 Oops! Does that move leadership uncomfortably from the structures of science to the waves of art? But why not? Science and art were not meant to be incompatible, were they? If, by doing so, business can influence and leadership can inspire to add the skills of creative improvisation, maybe the twain can meet between hope and reality.

What say?


Need I love my job to be excellent?

Recently I saw a beautifully made documentary on the  anonymous background musicians whose excellence created the evergreen hits that will still be called evergreen years hence. And the words of a smiling and very successful percussionist of yesteryears, said with genuineness and totally without rancor or even wistfulness, struck me. “It was my bread, butter…and jam. But I did not love it. Why should I (love my job to be excellent)?”

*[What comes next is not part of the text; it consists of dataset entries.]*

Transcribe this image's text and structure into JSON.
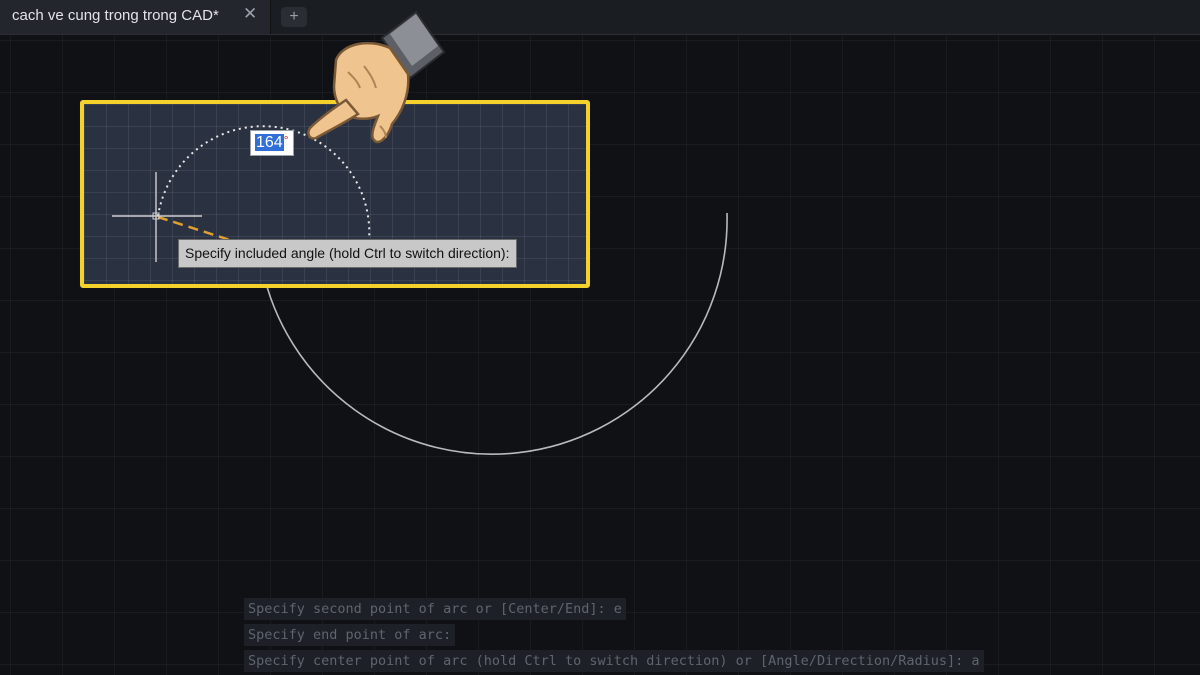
{
  "tabs": [
    {
      "label": "cach ve cung trong trong CAD*",
      "close_symbol": "✕"
    }
  ],
  "new_tab_symbol": "+",
  "inset": {
    "angle_input": {
      "value": "164",
      "unit": "°"
    },
    "tooltip": "Specify included angle (hold Ctrl to switch direction):"
  },
  "command_history": [
    "Specify second point of arc or [Center/End]: e",
    "Specify end point of arc:",
    "Specify center point of arc (hold Ctrl to switch direction) or [Angle/Direction/Radius]: a"
  ],
  "colors": {
    "highlight_border": "#f4d22b",
    "rubber_band": "#e0a030",
    "arc_preview": "#d8d8d8",
    "input_selection": "#2f6fd6"
  },
  "icons": {
    "tab_close": "close-icon",
    "tab_new": "plus-icon",
    "pointer": "pointing-hand-icon",
    "crosshair": "crosshair-cursor-icon"
  }
}
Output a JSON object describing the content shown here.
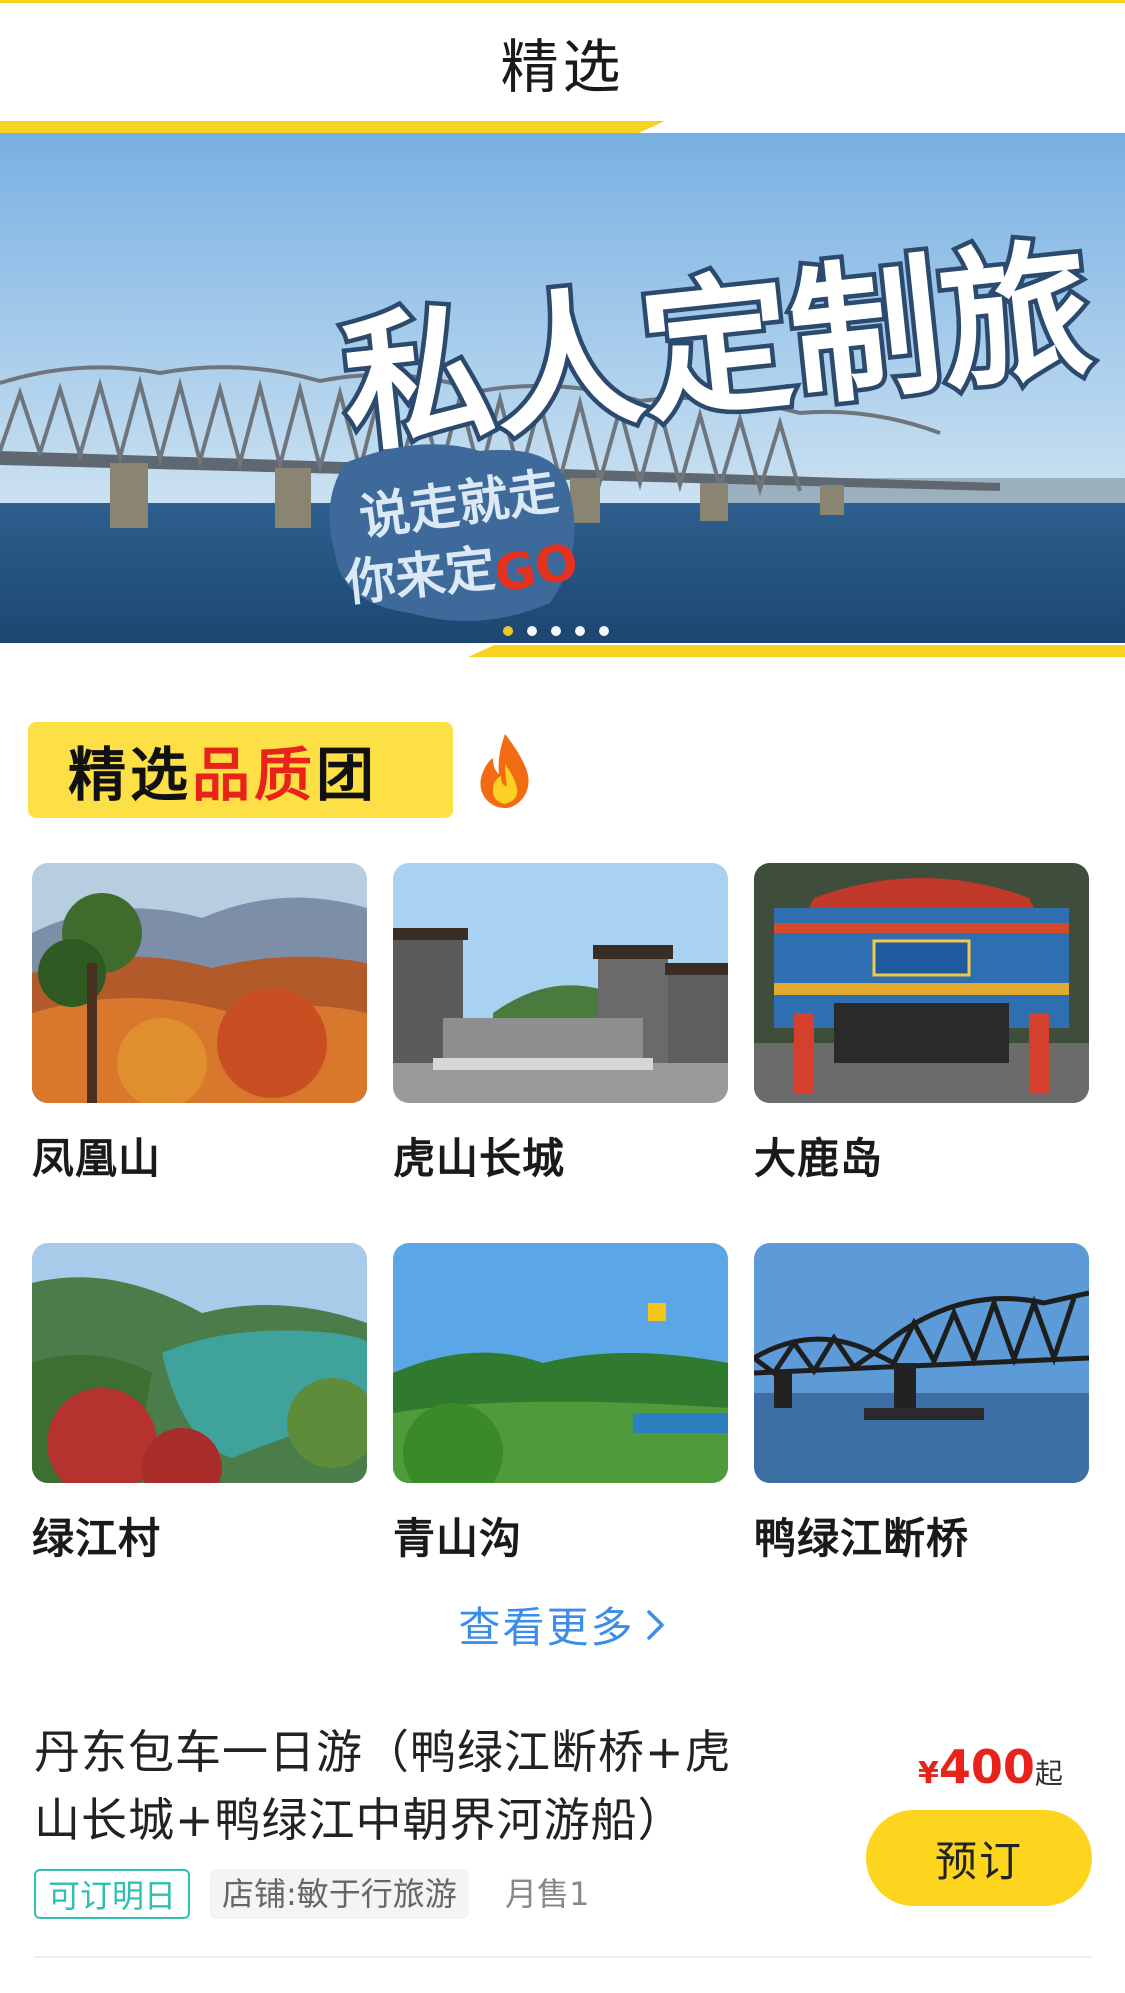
{
  "header": {
    "title": "精选"
  },
  "banner": {
    "main_text": "私人定制旅",
    "sub_text_1": "说走就走",
    "sub_text_2": "你来定",
    "go_text": "GO",
    "slide_count": 5,
    "active_slide": 1
  },
  "section": {
    "title_part1": "精选",
    "title_part2": "品质",
    "title_part3": "团"
  },
  "destinations": [
    {
      "name": "凤凰山",
      "image": "autumn-mountain"
    },
    {
      "name": "虎山长城",
      "image": "great-wall-gate"
    },
    {
      "name": "大鹿岛",
      "image": "ornate-archway"
    },
    {
      "name": "绿江村",
      "image": "river-valley"
    },
    {
      "name": "青山沟",
      "image": "green-hills"
    },
    {
      "name": "鸭绿江断桥",
      "image": "steel-bridge"
    }
  ],
  "more_link": {
    "label": "查看更多"
  },
  "product": {
    "title": "丹东包车一日游（鸭绿江断桥+虎山长城+鸭绿江中朝界河游船）",
    "price_currency": "¥",
    "price_value": "400",
    "price_suffix": "起",
    "book_label": "预订",
    "tag_tomorrow": "可订明日",
    "shop": "店铺:敏于行旅游",
    "sales": "月售1"
  },
  "colors": {
    "accent_yellow": "#f7d21e",
    "price_red": "#e8231b",
    "link_blue": "#3c8de8",
    "tag_teal": "#2fbfb0"
  }
}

You could call it playing an extreme devil’s advocate. But it is a profound truth that frees you. And here is another gem that completes the train of the earlier thought – this time from the actor Steve Martin. “…I always say, be so good they can’t ignore you. If somebody’s thinking, how can I be really good, people are going to come to you.”

What it means is that I do not have to be passionate about my job but about how well I do it. This means I do not have to be miserable feeling and giving others the feeling that what I do is unworthy. It takes away my obsession with what my job does for me and helps me chip away at becoming so good that I cannot be ignored.

It also means that I do not let my boss, my salary or my promotion become my key evaluators – I am, based on how well I do my job. Cal Newport in his book ‘So Good They Can’t Ignore You’ terms this the Craftsman Mindset that calls for deliberate focus to stretch one’s abilities outside the comfort zone, to deal with fears, especially the fear of failure.

We all come pre-packaged with a powerful asset called enthusiasm. The more we give it up at the altar of challenges, ennui and misplaced sense of success, failure and responsibility, we lose this lifeblood of true success to the monster of mediocrity. Our enthusiasm for excellence unfettered by the pursuit of perfection (that slams the brakes to a dead end) will transform us to happy experts who can give and be acknowledged for what we offer.

“Follow your passion” is more a signature headline too simplistic for depth or meaning. None of us is born with a treasure trove of passion to be unearthed. We develop an intense liking for what we are good at, can hone to excellence and be acknowledged for. Any pursuit that meets the above can keep us happily engaged.

Let me take this a little further. It really begins with something I need to offer, not something that anyone else owes me. And it is I who has to master this ‘something’ to make it unique, excellent and valuable to feel a pulsating passion. And then to the humbling truth that until I am good at something, I have no business to expect any return – be it acknowledgment, recognition or reward. But I also know that once I get there the music of my choice keeps playing.

Running with stress and apprehension behind succeeding 100% of the time to a fickle and an ever-moving needle is a waste of effort and emotion. Focusing on becoming valuable helps the idealist gain enjoyment and happiness while enabling the pragmatist maximize  his capital for financial success.